**EXERCISE PROMPT:** Wherever a line in the data below holds "Valvula", copy that line.
Content starts
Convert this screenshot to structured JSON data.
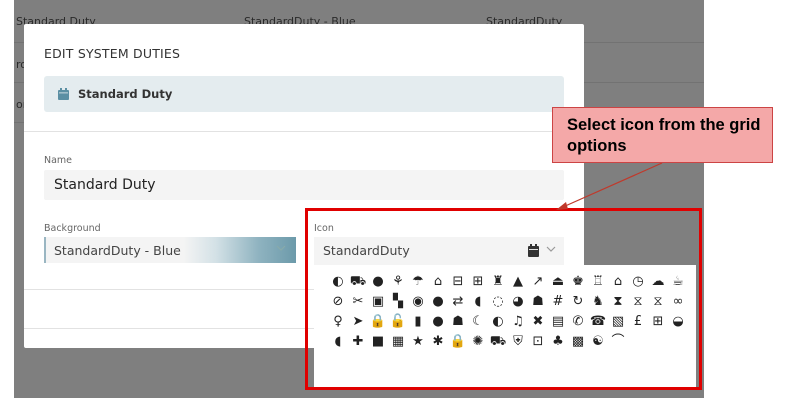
{
  "background_table": {
    "row1": [
      "Standard Duty",
      "StandardDuty - Blue",
      "StandardDuty"
    ],
    "row2_fragment": "ro",
    "row3_fragment": "on"
  },
  "modal": {
    "title": "EDIT SYSTEM DUTIES",
    "duty_chip_label": "Standard Duty",
    "name_label": "Name",
    "name_value": "Standard Duty",
    "background_label": "Background",
    "background_value": "StandardDuty - Blue",
    "icon_label": "Icon",
    "icon_value": "StandardDuty"
  },
  "icon_grid": {
    "rows": [
      [
        "◐",
        "⛟",
        "●",
        "⚘",
        "☂",
        "⌂",
        "⊟",
        "⊞",
        "♜",
        "▲",
        "↗",
        "⏏",
        "♚",
        "♖",
        "⌂",
        "◷",
        "☁"
      ],
      [
        "☕",
        "⊘",
        "✂",
        "▣",
        "▚",
        "◉",
        "●",
        "⇄",
        "◖",
        "◌",
        "◕",
        "☗",
        "#",
        "↻",
        "♞",
        "⧗",
        "⧖"
      ],
      [
        "⧖",
        "∞",
        "♀",
        "➤",
        "🔒",
        "🔓",
        "▮",
        "●",
        "☗",
        "☾",
        "◐",
        "♫",
        "✖",
        "▤",
        "✆",
        "☎",
        "▧"
      ],
      [
        "£",
        "⊞",
        "◒",
        "◖",
        "✚",
        "■",
        "▦",
        "★",
        "✱",
        "🔒",
        "✺",
        "⛟",
        "⛨",
        "⊡",
        "♣",
        "▩",
        "☯"
      ],
      [
        "⌒"
      ]
    ]
  },
  "callout": {
    "text": "Select icon from the grid options"
  },
  "colors": {
    "highlight": "#e00000",
    "callout_bg": "#f4a8a8",
    "chip_bg": "#e4ecef",
    "gradient_end": "#6c9aaa"
  }
}
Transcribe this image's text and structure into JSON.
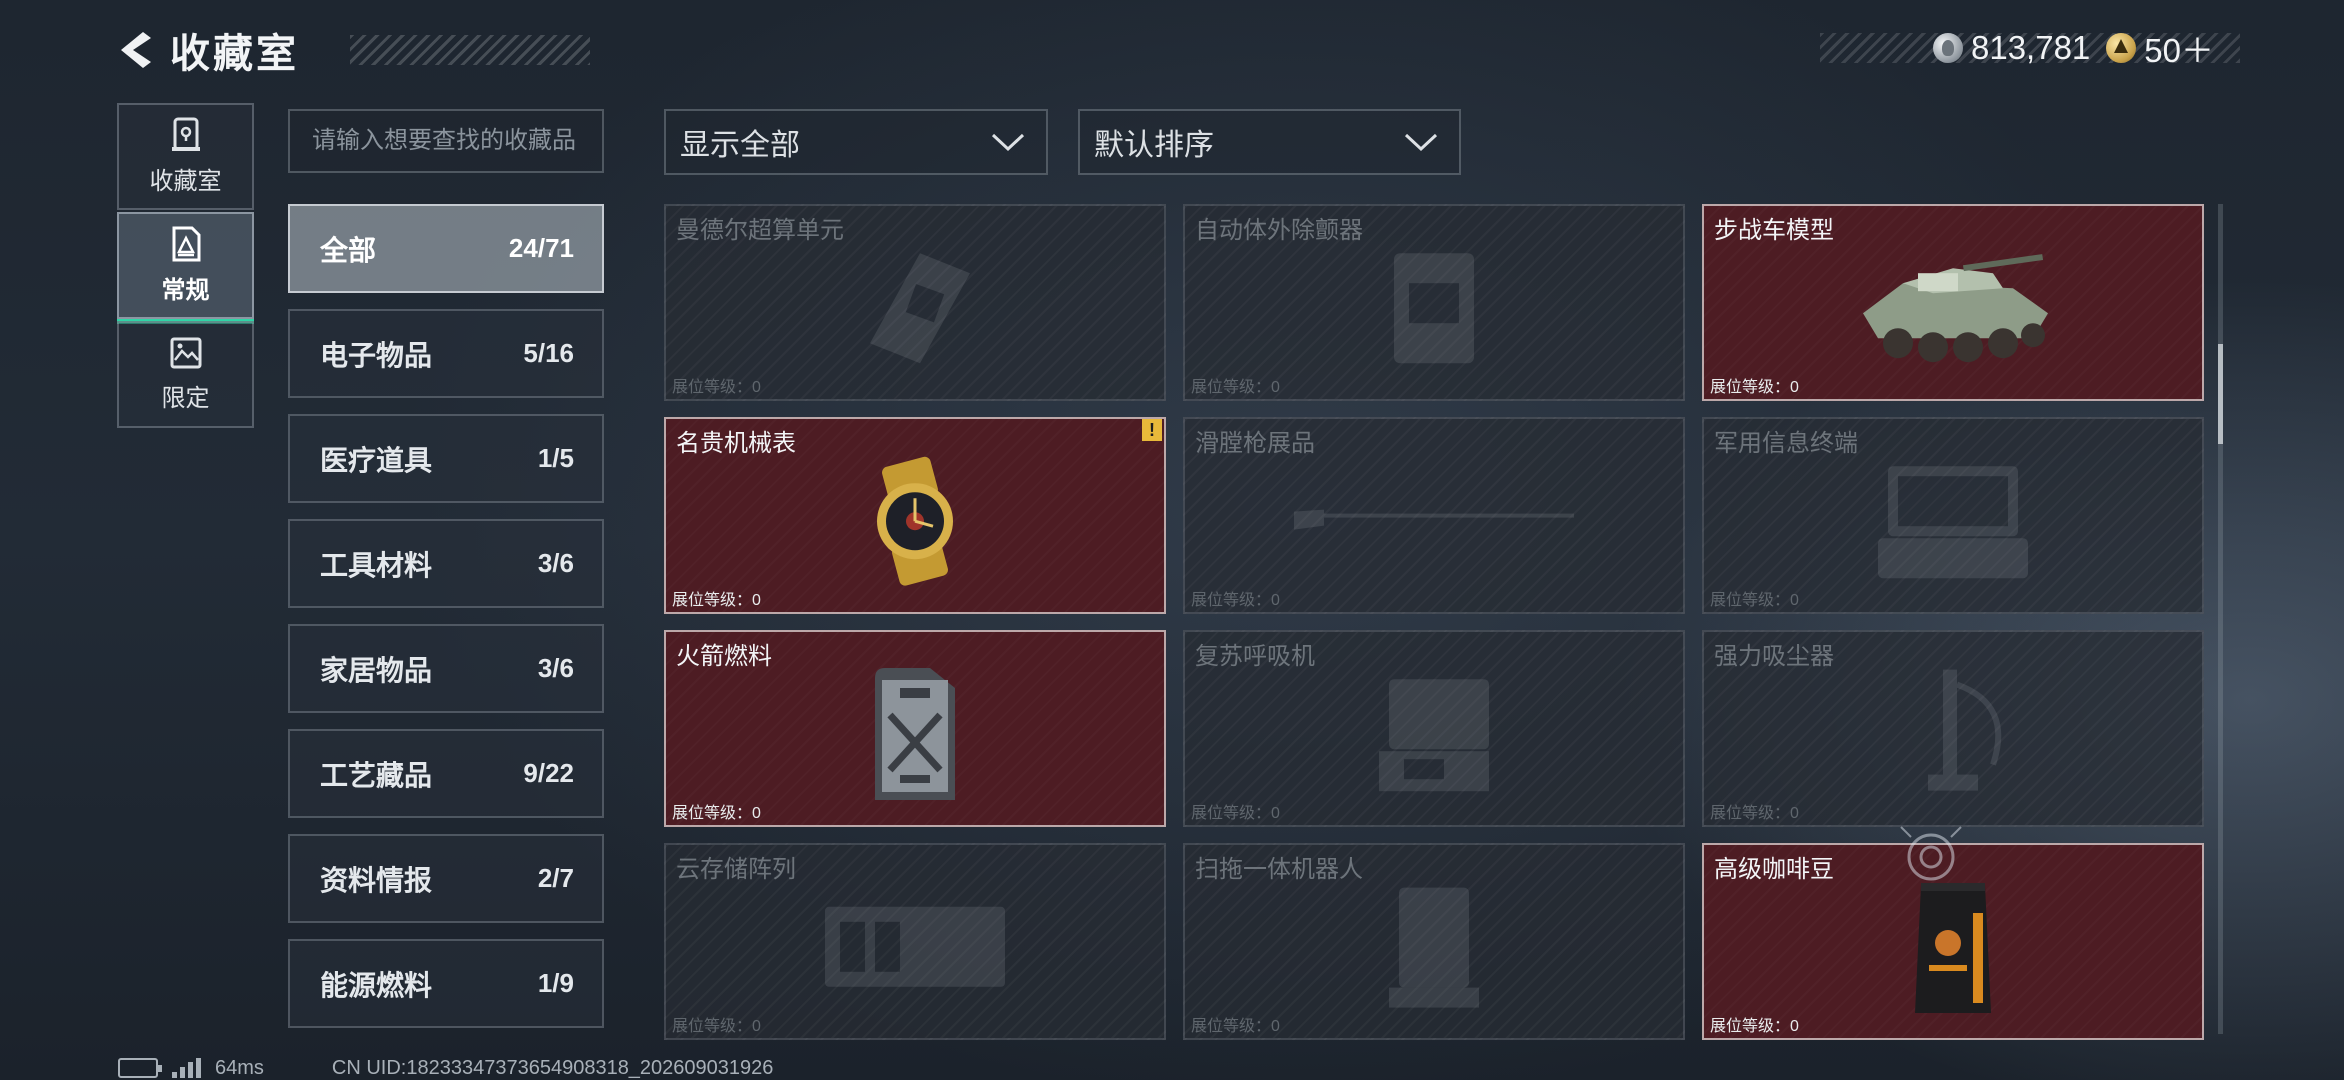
{
  "header": {
    "title": "收藏室",
    "back_icon": "back-arrow-icon"
  },
  "currency": [
    {
      "icon": "silver-coin-icon",
      "value": "813,781"
    },
    {
      "icon": "gold-coin-icon",
      "value": "50＋"
    }
  ],
  "nav": [
    {
      "label": "收藏室",
      "icon": "vault-icon",
      "active": false
    },
    {
      "label": "常规",
      "icon": "document-icon",
      "active": true
    },
    {
      "label": "限定",
      "icon": "image-icon",
      "active": false
    }
  ],
  "search": {
    "placeholder": "请输入想要查找的收藏品",
    "value": ""
  },
  "categories": [
    {
      "label": "全部",
      "count": "24/71",
      "active": true
    },
    {
      "label": "电子物品",
      "count": "5/16"
    },
    {
      "label": "医疗道具",
      "count": "1/5"
    },
    {
      "label": "工具材料",
      "count": "3/6"
    },
    {
      "label": "家居物品",
      "count": "3/6"
    },
    {
      "label": "工艺藏品",
      "count": "9/22"
    },
    {
      "label": "资料情报",
      "count": "2/7"
    },
    {
      "label": "能源燃料",
      "count": "1/9"
    }
  ],
  "filter": {
    "selected": "显示全部"
  },
  "sort": {
    "selected": "默认排序"
  },
  "level_label": "展位等级：0",
  "alert_mark": "!",
  "items": [
    {
      "name": "曼德尔超算单元",
      "owned": false,
      "icon": "computer-board-icon"
    },
    {
      "name": "自动体外除颤器",
      "owned": false,
      "icon": "defibrillator-icon"
    },
    {
      "name": "步战车模型",
      "owned": true,
      "icon": "armored-vehicle-model-icon"
    },
    {
      "name": "名贵机械表",
      "owned": true,
      "icon": "luxury-watch-icon",
      "alert": true
    },
    {
      "name": "滑膛枪展品",
      "owned": false,
      "icon": "musket-icon"
    },
    {
      "name": "军用信息终端",
      "owned": false,
      "icon": "rugged-laptop-icon"
    },
    {
      "name": "火箭燃料",
      "owned": true,
      "icon": "fuel-canister-icon"
    },
    {
      "name": "复苏呼吸机",
      "owned": false,
      "icon": "ventilator-icon"
    },
    {
      "name": "强力吸尘器",
      "owned": false,
      "icon": "vacuum-cleaner-icon"
    },
    {
      "name": "云存储阵列",
      "owned": false,
      "icon": "server-array-icon"
    },
    {
      "name": "扫拖一体机器人",
      "owned": false,
      "icon": "robot-cleaner-icon"
    },
    {
      "name": "高级咖啡豆",
      "owned": true,
      "icon": "coffee-bag-icon"
    }
  ],
  "footer": {
    "ping": "64ms",
    "uid": "CN UID:18233347373654908318_202609031926"
  },
  "colors": {
    "accent": "#2fd5a6",
    "owned_card": "#4d1c23",
    "alert": "#e8b93a"
  }
}
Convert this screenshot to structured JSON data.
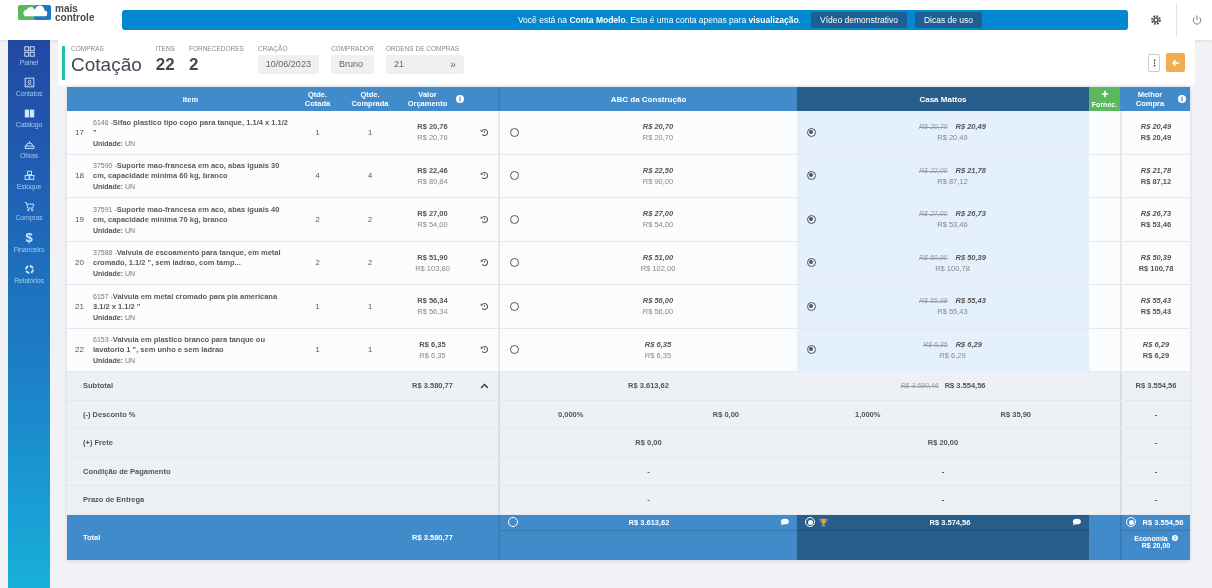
{
  "logo": {
    "line_1": "mais",
    "line_2": "controle"
  },
  "banner": {
    "message": "Você está na **Conta Modelo**. Esta é uma conta apenas para **visualização**.",
    "buttons": [
      "Vídeo demonstrativo",
      "Dicas de uso"
    ]
  },
  "sidebar": {
    "items": [
      {
        "label": "Painel",
        "kind": "grid"
      },
      {
        "label": "Contatos",
        "kind": "contact"
      },
      {
        "label": "Catálogo",
        "kind": "catalog"
      },
      {
        "label": "Obras",
        "kind": "hardhat"
      },
      {
        "label": "Estoque",
        "kind": "boxes"
      },
      {
        "label": "Compras",
        "kind": "cart"
      },
      {
        "label": "Financeiro",
        "kind": "glyph",
        "glyph": "$"
      },
      {
        "label": "Relatórios",
        "kind": "ring"
      }
    ]
  },
  "header": {
    "section": "COMPRAS",
    "title": "Cotação",
    "stats": [
      {
        "label": "ITENS",
        "value": "22"
      },
      {
        "label": "FORNECEDORES",
        "value": "2"
      }
    ],
    "fields": [
      {
        "label": "CRIAÇÃO",
        "value": "10/06/2023"
      },
      {
        "label": "COMPRADOR",
        "value": "Bruno"
      },
      {
        "label": "ORDENS DE COMPRAS",
        "value": "21",
        "action": "»"
      }
    ]
  },
  "table": {
    "columns": [
      "Item",
      "Qtde. Cotada",
      "Qtde. Comprada",
      "Valor Orçamento"
    ],
    "suppliers": [
      {
        "name": "ABC da Construção",
        "selected": false
      },
      {
        "name": "Casa Mattos",
        "selected": true
      }
    ],
    "add_supplier": "Fornec.",
    "best_column": "Melhor Compra",
    "rows": [
      {
        "number": "17",
        "code": "6146 -",
        "description": "Sifao plastico tipo copo para tanque, 1.1/4 x 1.1/2 \"",
        "unit_label": "Unidade:",
        "unit": "UN",
        "qty_quoted": "1",
        "qty_bought": "1",
        "budget_unit": "R$ 20,76",
        "budget_total": "R$ 20,76",
        "quotes": [
          {
            "unit": "R$ 20,70",
            "total": "R$ 20,70",
            "chosen": false
          },
          {
            "original": "R$ 20,70",
            "unit": "R$ 20,49",
            "total": "R$ 20,49",
            "chosen": true
          }
        ],
        "best_unit": "R$ 20,49",
        "best_total": "R$ 20,49"
      },
      {
        "number": "18",
        "code": "37590 -",
        "description": "Suporte mao-francesa em aco, abas iguais 30 cm, capacidade minima 60 kg, branco",
        "unit_label": "Unidade:",
        "unit": "UN",
        "qty_quoted": "4",
        "qty_bought": "4",
        "budget_unit": "R$ 22,46",
        "budget_total": "R$ 89,84",
        "quotes": [
          {
            "unit": "R$ 22,50",
            "total": "R$ 90,00",
            "chosen": false
          },
          {
            "original": "R$ 22,00",
            "unit": "R$ 21,78",
            "total": "R$ 87,12",
            "chosen": true
          }
        ],
        "best_unit": "R$ 21,78",
        "best_total": "R$ 87,12"
      },
      {
        "number": "19",
        "code": "37591 -",
        "description": "Suporte mao-francesa em aco, abas iguais 40 cm, capacidade minima 70 kg, branco",
        "unit_label": "Unidade:",
        "unit": "UN",
        "qty_quoted": "2",
        "qty_bought": "2",
        "budget_unit": "R$ 27,00",
        "budget_total": "R$ 54,00",
        "quotes": [
          {
            "unit": "R$ 27,00",
            "total": "R$ 54,00",
            "chosen": false
          },
          {
            "original": "R$ 27,00",
            "unit": "R$ 26,73",
            "total": "R$ 53,46",
            "chosen": true
          }
        ],
        "best_unit": "R$ 26,73",
        "best_total": "R$ 53,46"
      },
      {
        "number": "20",
        "code": "37588 -",
        "description": "Valvula de escoamento para tanque, em metal cromado, 1.1/2 \", sem ladrao, com tamp...",
        "unit_label": "Unidade:",
        "unit": "UN",
        "qty_quoted": "2",
        "qty_bought": "2",
        "budget_unit": "R$ 51,90",
        "budget_total": "R$ 103,80",
        "quotes": [
          {
            "unit": "R$ 51,00",
            "total": "R$ 102,00",
            "chosen": false
          },
          {
            "original": "R$ 50,90",
            "unit": "R$ 50,39",
            "total": "R$ 100,78",
            "chosen": true
          }
        ],
        "best_unit": "R$ 50,39",
        "best_total": "R$ 100,78"
      },
      {
        "number": "21",
        "code": "6157 -",
        "description": "Valvula em metal cromado para pia americana 3.1/2 x 1.1/2 \"",
        "unit_label": "Unidade:",
        "unit": "UN",
        "qty_quoted": "1",
        "qty_bought": "1",
        "budget_unit": "R$ 56,34",
        "budget_total": "R$ 56,34",
        "quotes": [
          {
            "unit": "R$ 56,00",
            "total": "R$ 56,00",
            "chosen": false
          },
          {
            "original": "R$ 55,99",
            "unit": "R$ 55,43",
            "total": "R$ 55,43",
            "chosen": true
          }
        ],
        "best_unit": "R$ 55,43",
        "best_total": "R$ 55,43"
      },
      {
        "number": "22",
        "code": "6153 -",
        "description": "Valvula em plastico branco para tanque ou lavatorio 1 \", sem unho e sem ladrao",
        "unit_label": "Unidade:",
        "unit": "UN",
        "qty_quoted": "1",
        "qty_bought": "1",
        "budget_unit": "R$ 6,35",
        "budget_total": "R$ 6,35",
        "quotes": [
          {
            "unit": "R$ 6,35",
            "total": "R$ 6,35",
            "chosen": false
          },
          {
            "original": "R$ 6,35",
            "unit": "R$ 6,29",
            "total": "R$ 6,29",
            "chosen": true
          }
        ],
        "best_unit": "R$ 6,29",
        "best_total": "R$ 6,29"
      }
    ],
    "summary": [
      {
        "label": "Subtotal",
        "budget": "R$ 3.580,77",
        "expanded": true,
        "suppliers": [
          {
            "value": "R$ 3.613,62"
          },
          {
            "original": "R$ 3.590,46",
            "value": "R$ 3.554,56"
          }
        ],
        "best": "R$ 3.554,56"
      },
      {
        "label": "(-) Desconto %",
        "suppliers": [
          {
            "percent": "0,000%",
            "value": "R$ 0,00"
          },
          {
            "percent": "1,000%",
            "value": "R$ 35,90"
          }
        ],
        "best": "-"
      },
      {
        "label": "(+) Frete",
        "suppliers": [
          {
            "value": "R$ 0,00"
          },
          {
            "value": "R$ 20,00"
          }
        ],
        "best": "-"
      },
      {
        "label": "Condição de Pagamento",
        "suppliers": [
          {
            "value": "-"
          },
          {
            "value": "-"
          }
        ],
        "best": "-"
      },
      {
        "label": "Prazo de Entrega",
        "suppliers": [
          {
            "value": "-"
          },
          {
            "value": "-"
          }
        ],
        "best": "-"
      }
    ],
    "total": {
      "label": "Total",
      "budget": "R$ 3.580,77",
      "suppliers": [
        {
          "value": "R$ 3.613,62",
          "chosen": false,
          "winner": false
        },
        {
          "value": "R$ 3.574,56",
          "chosen": true,
          "winner": true
        }
      ],
      "best": {
        "value": "R$ 3.554,56",
        "chosen": true,
        "savings_label": "Economia",
        "savings": "R$ 20,00"
      }
    }
  }
}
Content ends
**THE ANSWER:**
        "description": "Valvula de escoamento para tanque, em metal cromado, 1.1/2 \", sem ladrao, com tamp...",
        "description": "Valvula em metal cromado para pia americana 3.1/2 x 1.1/2 \"",
        "description": "Valvula em plastico branco para tanque ou lavatorio 1 \", sem unho e sem ladrao",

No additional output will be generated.